Collected data entries –
__________

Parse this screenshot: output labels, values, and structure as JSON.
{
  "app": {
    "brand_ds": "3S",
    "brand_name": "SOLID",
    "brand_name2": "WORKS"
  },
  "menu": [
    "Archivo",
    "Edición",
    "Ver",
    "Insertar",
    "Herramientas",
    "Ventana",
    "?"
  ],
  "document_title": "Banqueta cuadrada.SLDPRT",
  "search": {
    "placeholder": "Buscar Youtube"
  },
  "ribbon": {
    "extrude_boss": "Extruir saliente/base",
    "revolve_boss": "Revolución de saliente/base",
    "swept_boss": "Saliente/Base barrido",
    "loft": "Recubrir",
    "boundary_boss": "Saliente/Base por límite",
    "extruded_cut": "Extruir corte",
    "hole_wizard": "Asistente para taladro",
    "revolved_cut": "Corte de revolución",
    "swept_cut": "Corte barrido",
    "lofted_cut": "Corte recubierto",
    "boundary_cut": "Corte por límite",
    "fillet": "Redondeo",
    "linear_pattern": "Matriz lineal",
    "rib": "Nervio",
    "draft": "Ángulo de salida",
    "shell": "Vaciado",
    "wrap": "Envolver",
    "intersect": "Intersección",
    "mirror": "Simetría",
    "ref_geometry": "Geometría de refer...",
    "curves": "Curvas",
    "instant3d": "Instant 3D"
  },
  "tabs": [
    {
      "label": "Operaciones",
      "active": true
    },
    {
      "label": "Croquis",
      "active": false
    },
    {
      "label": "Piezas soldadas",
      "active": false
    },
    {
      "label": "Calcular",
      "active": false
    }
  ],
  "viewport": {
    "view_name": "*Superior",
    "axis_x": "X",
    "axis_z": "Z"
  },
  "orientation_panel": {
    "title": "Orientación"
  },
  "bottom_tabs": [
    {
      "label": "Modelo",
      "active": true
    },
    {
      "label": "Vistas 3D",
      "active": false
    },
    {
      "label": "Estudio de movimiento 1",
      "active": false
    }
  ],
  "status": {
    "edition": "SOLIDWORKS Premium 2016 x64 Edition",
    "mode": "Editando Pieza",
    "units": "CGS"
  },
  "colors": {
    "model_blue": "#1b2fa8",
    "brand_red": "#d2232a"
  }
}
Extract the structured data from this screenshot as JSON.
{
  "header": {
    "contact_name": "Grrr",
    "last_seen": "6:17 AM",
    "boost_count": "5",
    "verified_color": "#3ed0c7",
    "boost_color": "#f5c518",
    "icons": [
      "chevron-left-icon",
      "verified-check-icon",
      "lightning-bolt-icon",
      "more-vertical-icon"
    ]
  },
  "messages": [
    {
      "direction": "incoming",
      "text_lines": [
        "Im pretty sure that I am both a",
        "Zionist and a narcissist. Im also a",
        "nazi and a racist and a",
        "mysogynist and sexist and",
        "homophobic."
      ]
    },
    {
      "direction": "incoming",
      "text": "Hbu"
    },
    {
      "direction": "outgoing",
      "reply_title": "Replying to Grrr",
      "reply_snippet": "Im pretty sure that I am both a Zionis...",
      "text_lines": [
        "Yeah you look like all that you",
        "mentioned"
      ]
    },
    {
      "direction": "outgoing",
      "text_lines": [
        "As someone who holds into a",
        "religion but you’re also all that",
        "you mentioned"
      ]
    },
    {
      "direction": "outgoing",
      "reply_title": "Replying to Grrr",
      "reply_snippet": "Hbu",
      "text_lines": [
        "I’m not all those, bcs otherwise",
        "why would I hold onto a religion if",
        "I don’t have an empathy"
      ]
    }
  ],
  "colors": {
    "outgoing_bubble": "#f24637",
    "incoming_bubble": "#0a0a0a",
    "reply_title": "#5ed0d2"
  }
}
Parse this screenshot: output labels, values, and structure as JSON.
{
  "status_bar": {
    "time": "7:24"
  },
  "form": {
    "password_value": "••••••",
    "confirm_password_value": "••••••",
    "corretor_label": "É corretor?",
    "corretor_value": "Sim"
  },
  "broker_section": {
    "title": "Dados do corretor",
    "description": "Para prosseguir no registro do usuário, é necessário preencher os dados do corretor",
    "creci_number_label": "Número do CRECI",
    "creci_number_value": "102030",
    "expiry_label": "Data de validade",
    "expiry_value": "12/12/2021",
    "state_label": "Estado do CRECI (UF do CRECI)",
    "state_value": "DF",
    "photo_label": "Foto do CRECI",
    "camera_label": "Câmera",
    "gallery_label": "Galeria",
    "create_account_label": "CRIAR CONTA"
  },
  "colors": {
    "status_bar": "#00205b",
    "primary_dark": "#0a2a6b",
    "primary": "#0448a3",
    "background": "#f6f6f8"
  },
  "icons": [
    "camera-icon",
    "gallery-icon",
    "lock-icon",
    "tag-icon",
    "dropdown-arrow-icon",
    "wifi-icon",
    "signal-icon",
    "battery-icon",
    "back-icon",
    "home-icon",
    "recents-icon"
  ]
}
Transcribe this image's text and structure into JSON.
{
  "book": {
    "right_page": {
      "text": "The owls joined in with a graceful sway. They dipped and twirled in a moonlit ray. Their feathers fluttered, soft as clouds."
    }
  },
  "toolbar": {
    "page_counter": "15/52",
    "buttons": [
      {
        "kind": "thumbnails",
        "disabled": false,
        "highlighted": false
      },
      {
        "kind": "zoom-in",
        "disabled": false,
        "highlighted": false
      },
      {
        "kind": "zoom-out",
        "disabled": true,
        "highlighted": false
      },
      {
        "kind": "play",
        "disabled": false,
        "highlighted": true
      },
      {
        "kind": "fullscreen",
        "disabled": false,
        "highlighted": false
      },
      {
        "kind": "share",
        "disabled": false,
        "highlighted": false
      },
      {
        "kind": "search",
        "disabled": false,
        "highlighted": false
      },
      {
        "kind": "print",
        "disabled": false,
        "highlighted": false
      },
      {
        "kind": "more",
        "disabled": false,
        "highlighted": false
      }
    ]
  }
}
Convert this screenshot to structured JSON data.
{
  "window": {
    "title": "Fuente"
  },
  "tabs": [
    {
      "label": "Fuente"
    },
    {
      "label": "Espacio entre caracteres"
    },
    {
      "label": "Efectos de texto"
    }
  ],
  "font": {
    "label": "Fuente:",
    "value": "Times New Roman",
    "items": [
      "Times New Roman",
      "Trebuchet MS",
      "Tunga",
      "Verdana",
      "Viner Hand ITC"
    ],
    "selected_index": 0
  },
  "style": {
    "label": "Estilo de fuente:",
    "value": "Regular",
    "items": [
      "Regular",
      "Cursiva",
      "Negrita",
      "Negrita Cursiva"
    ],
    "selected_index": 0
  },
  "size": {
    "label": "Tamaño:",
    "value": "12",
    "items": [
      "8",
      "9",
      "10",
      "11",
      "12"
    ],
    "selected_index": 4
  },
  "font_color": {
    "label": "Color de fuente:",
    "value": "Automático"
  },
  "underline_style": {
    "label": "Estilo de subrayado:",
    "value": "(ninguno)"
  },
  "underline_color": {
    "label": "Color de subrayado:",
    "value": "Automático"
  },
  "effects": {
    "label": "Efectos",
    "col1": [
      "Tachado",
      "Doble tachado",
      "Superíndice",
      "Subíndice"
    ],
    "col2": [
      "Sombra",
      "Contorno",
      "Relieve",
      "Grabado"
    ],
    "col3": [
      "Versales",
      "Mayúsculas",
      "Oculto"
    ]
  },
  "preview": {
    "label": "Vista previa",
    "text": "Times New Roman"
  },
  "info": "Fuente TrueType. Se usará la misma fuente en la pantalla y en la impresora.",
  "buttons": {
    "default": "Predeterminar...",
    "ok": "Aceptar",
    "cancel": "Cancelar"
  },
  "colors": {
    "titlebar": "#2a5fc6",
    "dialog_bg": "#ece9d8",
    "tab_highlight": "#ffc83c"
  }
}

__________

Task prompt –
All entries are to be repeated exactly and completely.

Written reply –
Parse this screenshot: output labels, values, and structure as JSON.
{
  "app": {
    "brand_ds": "3S",
    "brand_name": "SOLID",
    "brand_name2": "WORKS"
  },
  "menu": [
    "Archivo",
    "Edición",
    "Ver",
    "Insertar",
    "Herramientas",
    "Ventana",
    "?"
  ],
  "document_title": "Banqueta cuadrada.SLDPRT",
  "search": {
    "placeholder": "Buscar Youtube"
  },
  "ribbon": {
    "extrude_boss": "Extruir saliente/base",
    "revolve_boss": "Revolución de saliente/base",
    "swept_boss": "Saliente/Base barrido",
    "loft": "Recubrir",
    "boundary_boss": "Saliente/Base por límite",
    "extruded_cut": "Extruir corte",
    "hole_wizard": "Asistente para taladro",
    "revolved_cut": "Corte de revolución",
    "swept_cut": "Corte barrido",
    "lofted_cut": "Corte recubierto",
    "boundary_cut": "Corte por límite",
    "fillet": "Redondeo",
    "linear_pattern": "Matriz lineal",
    "rib": "Nervio",
    "draft": "Ángulo de salida",
    "shell": "Vaciado",
    "wrap": "Envolver",
    "intersect": "Intersección",
    "mirror": "Simetría",
    "ref_geometry": "Geometría de refer...",
    "curves": "Curvas",
    "instant3d": "Instant 3D"
  },
  "tabs": [
    {
      "label": "Operaciones",
      "active": true
    },
    {
      "label": "Croquis",
      "active": false
    },
    {
      "label": "Piezas soldadas",
      "active": false
    },
    {
      "label": "Calcular",
      "active": false
    }
  ],
  "viewport": {
    "view_name": "*Superior",
    "axis_x": "X",
    "axis_z": "Z"
  },
  "orientation_panel": {
    "title": "Orientación"
  },
  "bottom_tabs": [
    {
      "label": "Modelo",
      "active": true
    },
    {
      "label": "Vistas 3D",
      "active": false
    },
    {
      "label": "Estudio de movimiento 1",
      "active": false
    }
  ],
  "status": {
    "edition": "SOLIDWORKS Premium 2016 x64 Edition",
    "mode": "Editando Pieza",
    "units": "CGS"
  },
  "colors": {
    "model_blue": "#1b2fa8",
    "brand_red": "#d2232a"
  }
}
Extract the structured data from this screenshot as JSON.
{
  "header": {
    "contact_name": "Grrr",
    "last_seen": "6:17 AM",
    "boost_count": "5",
    "verified_color": "#3ed0c7",
    "boost_color": "#f5c518",
    "icons": [
      "chevron-left-icon",
      "verified-check-icon",
      "lightning-bolt-icon",
      "more-vertical-icon"
    ]
  },
  "messages": [
    {
      "direction": "incoming",
      "text_lines": [
        "Im pretty sure that I am both a",
        "Zionist and a narcissist. Im also a",
        "nazi and a racist and a",
        "mysogynist and sexist and",
        "homophobic."
      ]
    },
    {
      "direction": "incoming",
      "text": "Hbu"
    },
    {
      "direction": "outgoing",
      "reply_title": "Replying to Grrr",
      "reply_snippet": "Im pretty sure that I am both a Zionis...",
      "text_lines": [
        "Yeah you look like all that you",
        "mentioned"
      ]
    },
    {
      "direction": "outgoing",
      "text_lines": [
        "As someone who holds into a",
        "religion but you’re also all that",
        "you mentioned"
      ]
    },
    {
      "direction": "outgoing",
      "reply_title": "Replying to Grrr",
      "reply_snippet": "Hbu",
      "text_lines": [
        "I’m not all those, bcs otherwise",
        "why would I hold onto a religion if",
        "I don’t have an empathy"
      ]
    }
  ],
  "colors": {
    "outgoing_bubble": "#f24637",
    "incoming_bubble": "#0a0a0a",
    "reply_title": "#5ed0d2"
  }
}
Parse this screenshot: output labels, values, and structure as JSON.
{
  "status_bar": {
    "time": "7:24"
  },
  "form": {
    "password_value": "••••••",
    "confirm_password_value": "••••••",
    "corretor_label": "É corretor?",
    "corretor_value": "Sim"
  },
  "broker_section": {
    "title": "Dados do corretor",
    "description": "Para prosseguir no registro do usuário, é necessário preencher os dados do corretor",
    "creci_number_label": "Número do CRECI",
    "creci_number_value": "102030",
    "expiry_label": "Data de validade",
    "expiry_value": "12/12/2021",
    "state_label": "Estado do CRECI (UF do CRECI)",
    "state_value": "DF",
    "photo_label": "Foto do CRECI",
    "camera_label": "Câmera",
    "gallery_label": "Galeria",
    "create_account_label": "CRIAR CONTA"
  },
  "colors": {
    "status_bar": "#00205b",
    "primary_dark": "#0a2a6b",
    "primary": "#0448a3",
    "background": "#f6f6f8"
  },
  "icons": [
    "camera-icon",
    "gallery-icon",
    "lock-icon",
    "tag-icon",
    "dropdown-arrow-icon",
    "wifi-icon",
    "signal-icon",
    "battery-icon",
    "back-icon",
    "home-icon",
    "recents-icon"
  ]
}
Transcribe this image's text and structure into JSON.
{
  "book": {
    "right_page": {
      "text": "The owls joined in with a graceful sway. They dipped and twirled in a moonlit ray. Their feathers fluttered, soft as clouds."
    }
  },
  "toolbar": {
    "page_counter": "15/52",
    "buttons": [
      {
        "kind": "thumbnails",
        "disabled": false,
        "highlighted": false
      },
      {
        "kind": "zoom-in",
        "disabled": false,
        "highlighted": false
      },
      {
        "kind": "zoom-out",
        "disabled": true,
        "highlighted": false
      },
      {
        "kind": "play",
        "disabled": false,
        "highlighted": true
      },
      {
        "kind": "fullscreen",
        "disabled": false,
        "highlighted": false
      },
      {
        "kind": "share",
        "disabled": false,
        "highlighted": false
      },
      {
        "kind": "search",
        "disabled": false,
        "highlighted": false
      },
      {
        "kind": "print",
        "disabled": false,
        "highlighted": false
      },
      {
        "kind": "more",
        "disabled": false,
        "highlighted": false
      }
    ]
  }
}
Convert this screenshot to structured JSON data.
{
  "window": {
    "title": "Fuente"
  },
  "tabs": [
    {
      "label": "Fuente"
    },
    {
      "label": "Espacio entre caracteres"
    },
    {
      "label": "Efectos de texto"
    }
  ],
  "font": {
    "label": "Fuente:",
    "value": "Times New Roman",
    "items": [
      "Times New Roman",
      "Trebuchet MS",
      "Tunga",
      "Verdana",
      "Viner Hand ITC"
    ],
    "selected_index": 0
  },
  "style": {
    "label": "Estilo de fuente:",
    "value": "Regular",
    "items": [
      "Regular",
      "Cursiva",
      "Negrita",
      "Negrita Cursiva"
    ],
    "selected_index": 0
  },
  "size": {
    "label": "Tamaño:",
    "value": "12",
    "items": [
      "8",
      "9",
      "10",
      "11",
      "12"
    ],
    "selected_index": 4
  },
  "font_color": {
    "label": "Color de fuente:",
    "value": "Automático"
  },
  "underline_style": {
    "label": "Estilo de subrayado:",
    "value": "(ninguno)"
  },
  "underline_color": {
    "label": "Color de subrayado:",
    "value": "Automático"
  },
  "effects": {
    "label": "Efectos",
    "col1": [
      "Tachado",
      "Doble tachado",
      "Superíndice",
      "Subíndice"
    ],
    "col2": [
      "Sombra",
      "Contorno",
      "Relieve",
      "Grabado"
    ],
    "col3": [
      "Versales",
      "Mayúsculas",
      "Oculto"
    ]
  },
  "preview": {
    "label": "Vista previa",
    "text": "Times New Roman"
  },
  "info": "Fuente TrueType. Se usará la misma fuente en la pantalla y en la impresora.",
  "buttons": {
    "default": "Predeterminar...",
    "ok": "Aceptar",
    "cancel": "Cancelar"
  },
  "colors": {
    "titlebar": "#2a5fc6",
    "dialog_bg": "#ece9d8",
    "tab_highlight": "#ffc83c"
  }
}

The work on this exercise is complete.